But according to experts, it will still be a vastly different experience than it will be in Casper, one of the several places located along the ‘path of totality.’

“Absolutely it [makes a difference], and that's why there's big fight to get hotels and camp spaces along that path of totality in Wyoming and Nebraska,” Pequette said. “In Casper, you'll see that corona flare out right at totality. You'll see stars pop out in the sky- planets- so it is really a very different experience.”

Solar eclipse. (Photo: Thinkstock/Getty Images)
Solar eclipse. (Photo: Thinkstock/Getty Images)

Colorado’s town with the most obscurity will be Julesburg, Colorado’s northeastern most town, where obscurity will reach 99.12 percent. But even there the experience will differ as experts say that obscurity will still omit 10,000 times as much light as totality.

Durango is Colorado’s ‘least obscured’ town, where obscurity will reach 80.6 percent; a number that still fairs better more than half of the country’s obscurity.
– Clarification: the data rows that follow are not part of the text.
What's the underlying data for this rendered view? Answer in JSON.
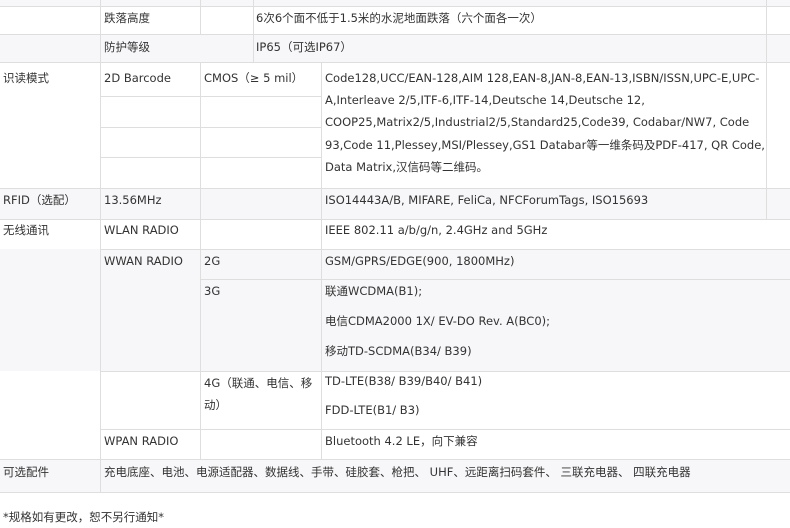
{
  "rows": {
    "drop": {
      "label": "跌落高度",
      "value": "6次6个面不低于1.5米的水泥地面跌落（六个面各一次）"
    },
    "protection": {
      "label": "防护等级",
      "value": "IP65（可选IP67）"
    },
    "scan": {
      "category": "识读模式",
      "type": "2D Barcode",
      "sensor": "CMOS（≥ 5 mil）",
      "symbologies": "Code128,UCC/EAN-128,AIM 128,EAN-8,JAN-8,EAN-13,ISBN/ISSN,UPC-E,UPC-A,Interleave 2/5,ITF-6,ITF-14,Deutsche 14,Deutsche 12, COOP25,Matrix2/5,Industrial2/5,Standard25,Code39, Codabar/NW7, Code 93,Code 11,Plessey,MSI/Plessey,GS1 Databar等一维条码及PDF-417, QR Code, Data Matrix,汉信码等二维码。"
    },
    "rfid": {
      "category": "RFID（选配）",
      "freq": "13.56MHz",
      "standards": "ISO14443A/B, MIFARE, FeliCa, NFCForumTags, ISO15693"
    },
    "wireless": {
      "category": "无线通讯",
      "wlan": {
        "label": "WLAN RADIO",
        "value": "IEEE 802.11 a/b/g/n, 2.4GHz and 5GHz"
      },
      "wwan": {
        "label": "WWAN RADIO",
        "g2": {
          "label": "2G",
          "value": "GSM/GPRS/EDGE(900, 1800MHz)"
        },
        "g3": {
          "label": "3G",
          "lines": [
            "联通WCDMA(B1);",
            "电信CDMA2000 1X/ EV-DO Rev. A(BC0);",
            "移动TD-SCDMA(B34/ B39)"
          ]
        },
        "g4": {
          "label": "4G（联通、电信、移动）",
          "lines": [
            "TD-LTE(B38/ B39/B40/ B41)",
            "FDD-LTE(B1/ B3)"
          ]
        }
      },
      "wpan": {
        "label": "WPAN RADIO",
        "value": "Bluetooth 4.2 LE，向下兼容"
      }
    },
    "accessories": {
      "label": "可选配件",
      "value": "充电底座、电池、电源适配器、数据线、手带、硅胶套、枪把、 UHF、远距离扫码套件、 三联充电器、 四联充电器"
    }
  },
  "footnote": "*规格如有更改，恕不另行通知*"
}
Even though there won't be totality in Denver - safety will be just as, if not more important.

Scientists say anywhere you view the eclipse you'll need to do it safely, either through a reflection or with certified eclipse sunglasses.